singing to garlic: MAINE’S FARMER MUSICIANS BY CARRIE BRAMAN PHOTOGRAPHS BY MOLLY HALEY
Lyndsey Marston//Stewardship Program Manager//Belfast, Maine
Lyndsey has been with MFT since June 2014, and was hired as our first dedicated stewardship staff member. That means she monitors all of the 150 (and counting!) conservation easements held by MFT, and is the point of contact for all landowners that own protected land. She also oversees the property management of the handful of farm properties that MFT owns until a buyer is found for those properties.
Lyndsey grew up in Veazie, near Bangor. When her parents built their home there in the late ’70s, the area where the Bangor Mall now stands was still a dairy farm.
“In my lifetime, I’ve watched surrounding farms and open spaces give way to storefronts and subdivisions. I started working for land trusts in 2005 because I wanted to see these places protected for the future.”
In her stewardship work with MFT, Lyndsey sees the direct benefits of farmland protection. She also gets to spend her workdays walking fields, forests, and trails, and working with the landowners and farmers who care for them.

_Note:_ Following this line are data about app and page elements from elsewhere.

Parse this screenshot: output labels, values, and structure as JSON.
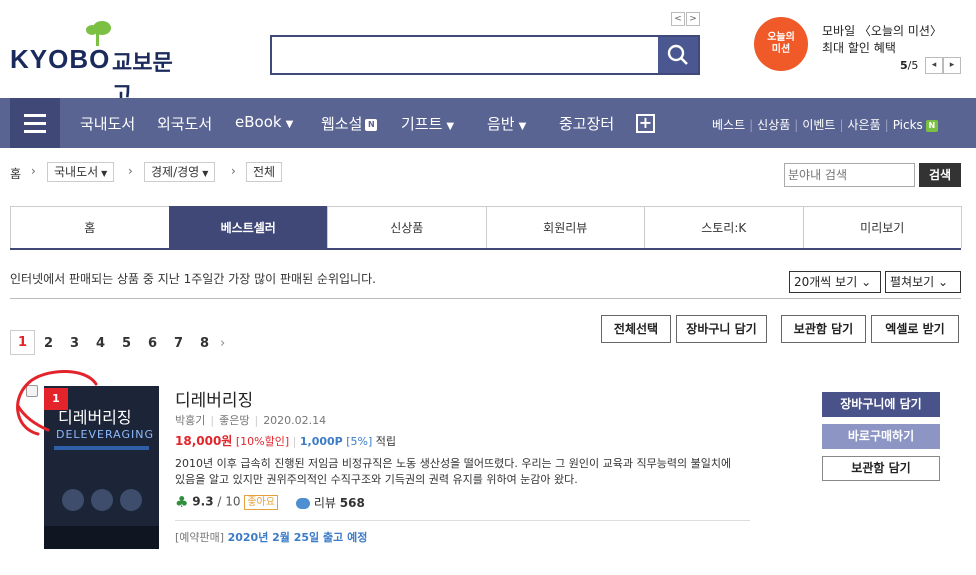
{
  "header": {
    "logo_text": "KYOBO",
    "logo_kr": "교보문고",
    "search_placeholder": "",
    "ad": {
      "badge_line1": "오늘의",
      "badge_line2": "미션",
      "line1": "모바일 〈오늘의 미션〉",
      "line2": "최대 할인 혜택",
      "page_current": "5",
      "page_total": "/5"
    }
  },
  "nav": {
    "items": [
      "국내도서",
      "외국도서",
      "eBook",
      "웹소설",
      "기프트",
      "음반",
      "중고장터"
    ],
    "new_badge": "N",
    "sub_items": [
      "베스트",
      "신상품",
      "이벤트",
      "사은품",
      "Picks"
    ]
  },
  "breadcrumb": {
    "home": "홈",
    "level1": "국내도서",
    "level2": "경제/경영",
    "level3": "전체",
    "search_placeholder": "분야내 검색",
    "search_button": "검색"
  },
  "tabs": [
    "홈",
    "베스트셀러",
    "신상품",
    "회원리뷰",
    "스토리:K",
    "미리보기"
  ],
  "list": {
    "description": "인터넷에서 판매되는 상품 중 지난 1주일간 가장 많이 판매된 순위입니다.",
    "per_page": "20개씩 보기",
    "view_mode": "펼쳐보기",
    "pages": [
      "1",
      "2",
      "3",
      "4",
      "5",
      "6",
      "7",
      "8"
    ],
    "actions": [
      "전체선택",
      "장바구니 담기",
      "보관함 담기",
      "엑셀로 받기"
    ]
  },
  "product": {
    "rank": "1",
    "title": "디레버리징",
    "cover_title": "디레버리징",
    "cover_sub": "DELEVERAGING",
    "author": "박홍기",
    "publisher": "좋은땅",
    "date": "2020.02.14",
    "price": "18,000원",
    "discount": "[10%할인]",
    "point": "1,000P",
    "point_pct": "[5%]",
    "point_label": "적립",
    "summary": "2010년 이후 급속히 진행된 저임금 비정규직은 노동 생산성을 떨어뜨렸다. 우리는 그 원인이 교육과 직무능력의 불일치에 있음을 알고 있지만 권위주의적인 수직구조와 기득권의 권력 유지를 위하여 눈감아 왔다.",
    "rating": "9.3",
    "rating_max": "/ 10",
    "rating_badge": "좋아요",
    "review_label": "리뷰",
    "review_count": "568",
    "preorder_label": "[예약판매]",
    "preorder_date": "2020년 2월 25일 출고 예정",
    "buttons": {
      "cart": "장바구니에 담기",
      "buy": "바로구매하기",
      "keep": "보관함 담기"
    }
  },
  "colors": {
    "nav": "#5a6493",
    "nav_dark": "#3f4876",
    "accent_red": "#e3242b",
    "point_blue": "#3c7cc7"
  }
}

When she’s not visiting farms and wandering through the woods, Lyndsey splits her time between artwork, home renovations, and outdoor adventures. She creates her own artwork and sell originals, prints, and greeting cards at 3 Legged Dog Ink. She also runs the Bucksport Arts Festival, which she created in 2015 to provide a boost to area artists and showcase the incredible waterfront walkway in Bucksport. Last year, Lyndsey and her husband bought a 200-year-old farmhouse and have been slowly bringing it, and the surrounding land, back to life. Her favorite outdoor activities include running, hiking, kayaking, or just reading a good book in the sun.
Q: What is the biggest challenge you face in your stewardship work?
A: I currently monitor 150 conservation easements annually. That is a big number, and our protected lands are spread far and wide throughout the state. For each one of these easements, I work with at least one landowner as well as with spouses, children, grandchildren, farm managers, and employees. At the end of the day, that adds up to a lot of people. As our easements age, and as farms undergo transitions of ownership or farming operations, my biggest challenge is keeping up with so many landowners.
MFT’s easements are designed to accommodate the ever-changing needs of a working farm. That means the landowners have a great deal of flexibility, but often translates to my needing to review requests, interpret what an easement will allow, and approve certain changes. I do my best to answer requests as quickly as possible so that my work isn’t holding up any aspects of the farming operation. That being said, sometimes a landowner wants to do something that his or her easement simply doesn’t allow. I see these landowners every year, get to know them personally, and want to see them succeed and meet their goals. It is not easy to deny a request, and adds to the challenge of maintaining positive, respectful relationships with so many people.
Q: What are some upcoming goals and projects that you’re excited about?
We’ll be working on protecting many more farms over the coming years, thanks to the generous support of Ram Island Conservation Fund and our members. I’m excited to visit these farms and get to know each new landowner. Visiting these farms is a daily reminder of the impact of MFT’s land protection efforts as well as our farm viability and farm access work.